Staying informed

Probably the best thing we can have is information — good information (and not propaganda). I’m checking the CDC’s Coronavirus website for updates and advice. The WHO site is probably another good site to monitor. Additionally, the NY Times is providing free access to a page providing news and information about the crisis, as are other reputable media outlets such as Syracuse.com.

(Note: at the risk of sounding political, if there was ever a reason why we still need good, reputable, unbiased, and accurate local news coverage, this is it. That’s another conversation for another time.)

Things I’ve changed because of COVID-19

Getting more vigilant

“Life goes on” doesn’t mean that I’m not trying to stay on top of the situation. I’ve become much more wary of people around me. Whenever I hear anyone cough or sneeze, my ears immediately perk up. To the best of my knowledge, none of my coworkers are sick. I usually try to avoid people who are sick, anyway, but I’m a lot more wary about it this time around.

I’m also staying on top of my own health. I remain wary about potential symptoms, such as fever, cough, congestion, or shortness of breath. So far, I haven’t seen any symptoms, and I don’t think I’m sick. (Disclosure: I sleep with a CPAP machine, so it’s not unusual for me to wake up congested or with the sniffles.) Of course, if anything comes up, I’m ready to self-isolate, if I need to do so.
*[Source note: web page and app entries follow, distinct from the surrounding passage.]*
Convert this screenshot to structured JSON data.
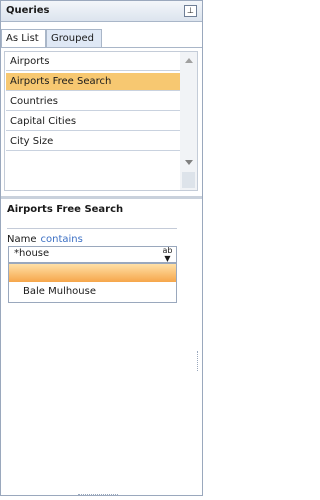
{
  "panel": {
    "title": "Queries"
  },
  "tabs": [
    {
      "label": "As List"
    },
    {
      "label": "Grouped"
    }
  ],
  "queries": [
    {
      "label": "Airports"
    },
    {
      "label": "Airports Free Search"
    },
    {
      "label": "Countries"
    },
    {
      "label": "Capital Cities"
    },
    {
      "label": "City Size"
    }
  ],
  "selected_query": "Airports Free Search",
  "detail": {
    "title": "Airports Free Search",
    "field_label": "Name",
    "operator": "contains",
    "value": "*house",
    "suggestions": [
      "Bale Mulhouse"
    ]
  },
  "icons": {
    "pin": "pin-icon",
    "combo_button": "ab-dropdown-icon",
    "scroll_up": "scroll-up-icon",
    "scroll_down": "scroll-down-icon"
  },
  "colors": {
    "selected_row": "#f7c871",
    "operator_text": "#3b6fc4",
    "highlight": "#f6a64b"
  }
}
Preparing

Although my go-to-work routine hasn’t changed, I’m one of those fortunate enough to have the ability to work-from-home. Should my employer direct me to work-from-home, I am able to do so.

As I write this, it occurred to me that I likely should pick up some groceries at some point. Hopefully, all those who are panicking haven’t cleared out the aisles yet.


Did I leave anything out, or do you have any other suggestions to help people out? Feel free to leave them below in the comments.

We’re all in this together. Let’s work together to nip this thing. And by working together, we’ll get through this crisis.